Former England international David Hirst comes in 5th place on the list of players to have hit the fastest shots in football history. Unlike the others above, Hirst’s great shot did not end up at the back of the net, as it rather hit the crossbar.
Then playing for Sheffield Wednesday, he hit the shot at a pace of 183 km/h in the 1995/96 Premier League season. It is fair to say that it was best for the ball to have hit the crossbar, rather than the goalkeeper saving it.
This is because, for a shot hit with such a speed, the goalkeeper could have broken a few bones on the fingers had his hand come in the way of the ball.
#4 Ronald Koeman – 188 km/h

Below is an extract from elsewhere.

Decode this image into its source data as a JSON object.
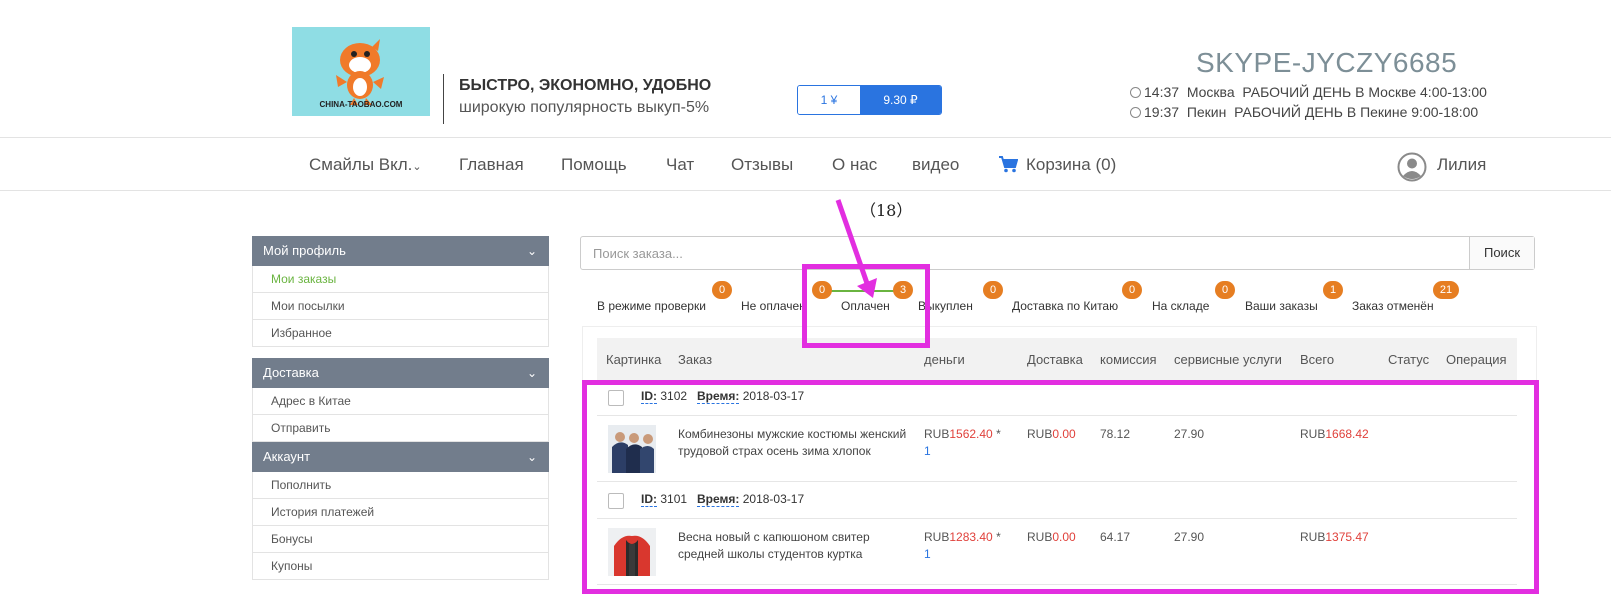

So far the only centre-back among the lot, Ronald Koeman’s exploits as a footballer are well documented for all to see. Although he is currently seen on the touchlines, he used to be a huge fan favorite during his playing days with Ajax and Barcelona.
Koeman, although a defender, was known for scoring goals and ended his career with over 200 goals to his name. Such is his love for scoring that many of his goals were headers and thunderbolts.
In the 1992 season, the Dutchman netted with aplomb for Barcelona during their Champions Cup final game against Sampdoria. Koeman’s bullet of a shot flew into the net with a speed of 188 km/h.
#3 Steven Reid – 189 km/h
189 km/h! Incredible as it sounds, that was the measured speed with which Steven Reid’s shot flew into the net against Wigan Athletic. Then playing for Blackburn Rovers, the right-back scored one of the most iconic goals in the Premier League.
It was a strike that got fans talking for weeks, with some even joking that, had the shot touched the Wigan goalkeeper, it could have sent him into a coma. Nowadays, Reid has taken to coaching, where he is part of the backroom staff of the Scotland national team.
However, there was a time when he was blazing the Premier League, and he currently sits as the player with the third fastest shot in football history.
#2 Arjen Robben – 190 km/h
Arjen Robben himself would be the first to admit that his time at Real Madrid was not the best. The Dutchman definitely enjoyed better success at Chelsea and Bayern Munich than he did at the Bernabeu.
The flying winger recently retired from football, having won it all at club level. And his goal against Borussia Dortmund in one friendly game puts him second on the list of players to have hit the fastest shots in football history.
Robben hit his shot so fiercely that it left the Dortmund goalie rooted to his post, as the ball flew straight into the back of the net. The Dutchman is fondly remembered for his sweet curlers from his left foot, but this shot against Dortmund, measured at 190 km/h, was truly special.
#1 Ronny Heberson – 210 km/h
Ronny Heberson may never have had the opportunity to play for the Brazil national team, but he has certainly made his mark playing in his country and in Europe. The 33-year-old started his career at Corinthians and went on to play for Hertha Berlin and Sporting Lisbon.
And it was at the latter that he set the record for the fastest shot ever recorded in football history. In a league game against Associacao Naval de Maio, the defender scored from a shot at an incredible speed of 211 km/h.
It is a record that may never be broken, considering the fact that the ball flew into the net at a faster pace than the fastest train in the world.